While the allocation of domestic gas to all CGD networks is a positive move, the immediate challenge of introducing uniform gas pricing for the segment still exists. Implementation of pooled gas pricing across the country is not a viable option, but this can be initiated in different areas. An example of such a model is the Taj Trapezium Zone, where gas prices are uniform. Thus, the solution lies in introducing a uniform pricing mechanism, which will ensure sustainability of the CGD business.
There is also a need to encourage the development of green corridors to incentivise CNG use by heavy vehicles plying on the highways. The PNGRB also needs to amend regulations regarding public safety. The current safety rules were formulated in 1947. According to these rules, gas cylinders are required to be tested and then refilled. However, these regulations are not appropriate for CNG cylinders as they are installed in cars where they cannot be inspected. Meanwhile, the weak gas supply scenario has increased the importance of extensive infrastructure. There is a need to develop large LNG import and regasification capacities at existing and upcoming terminals. However, infrastructure (LNG and/or transmission pipeline network) alone cannot guarantee successful CGD operations, there is also a need for creating an enthusiastic market.
Indraprastha Gas Limited (IGL), the leading CGD operator in India, caters to the world’s largest fleet of CNG-based passenger buses. There are a number of areas that present significant growth opportunities for the CGD segment. PNGRB’s “Vision 2030, Natural Gas Infrastructure in India” report envisages that the share of natural gas in India’s energy mix would increase from 10 per cent at present to 20 per cent in 2025 and 30 per cent in 2030.
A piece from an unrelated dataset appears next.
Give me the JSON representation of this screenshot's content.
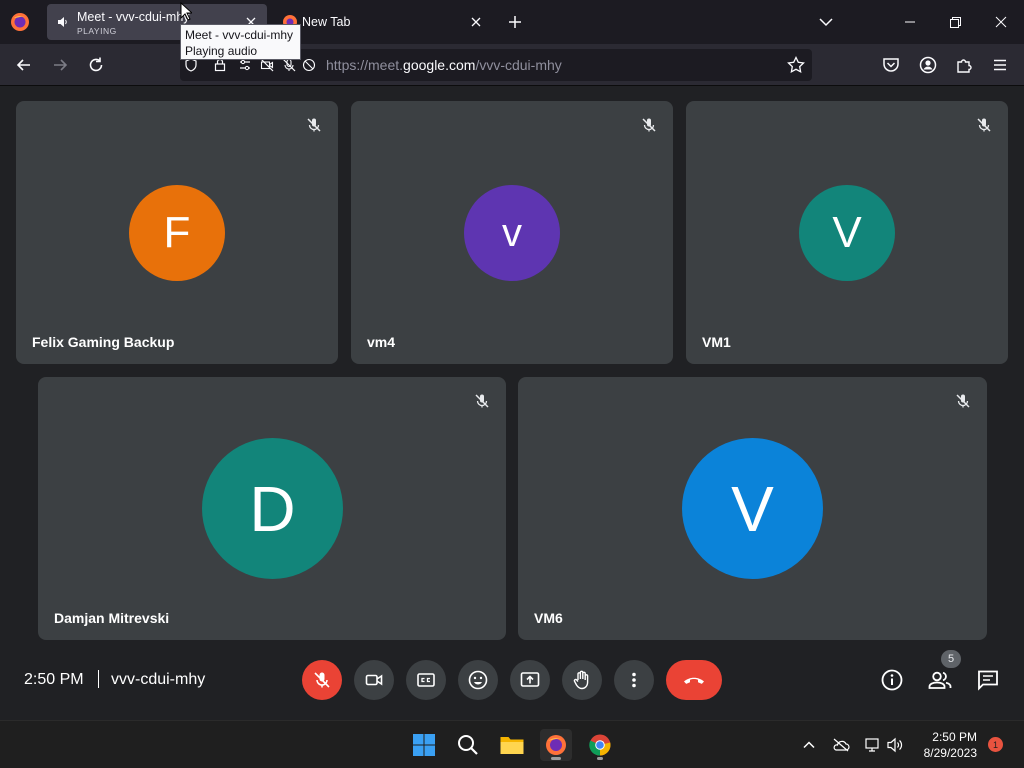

The report also projects that the demand for natural gas would increase at a compound annual growth rate of 6.8 per cent from 242.6 mmscmd in 2012-13 to 746 million standard cubic metres per day (mmscmd) in 2029-30 and the CGD segment’s contribution to this demand volume is expected to increase from 6 per cent at present to 11 per cent by 2029-30.
There are several characteristics of the Indian transport market that translate into lucrative growth opportunities for the CGD segment. These are as follows:
- India still has a low vehicular usage level of around 117 vehicles per 1,000 persons.
- The dependence on petrol and diesel is still around 96 per cent.
- There exists a significant potential for converting two-wheelers to CNG mode.
- New technologies such as those implemented in the European and American markets can be introduced for natural gas vehicles in India as well. For instance, LNG can be used as fuel in heavy duty vehicles (trucks), railway locomotives and buses.
Meanwhile, the recent government policy to allocate 100 per cent gas to meet the CNG and PNG demand in the domestic market will not only improve the sustainability prospect of the CGD segment but also provide a boost to segment expansion. However, the expected increase in the price of domestic gas to $8.4 per mmBtu from April 2014 would adversely impact the competitiveness of CNG as compared to subsidised diesel, and of PNG as compared to subsidised domestic LPG.
In terms of the challenges being faced by the segment, gas sourcing and gas market economics are key areas of concern. There is an urgent need to address the issue of escalating gas prices to ensure that gas remains competitive as compared to other fuels.
In addition, the scarcity of land for setting up CNG stations, excessive road restoration activities leading to third-party damages and limited availability of agencies for CNG cylinder testing are some of the infrastructural constraints limiting CGD growth. Other issues that need to be dealt with include regulatory uncertainty, shortage of skilled manpower and vendor development.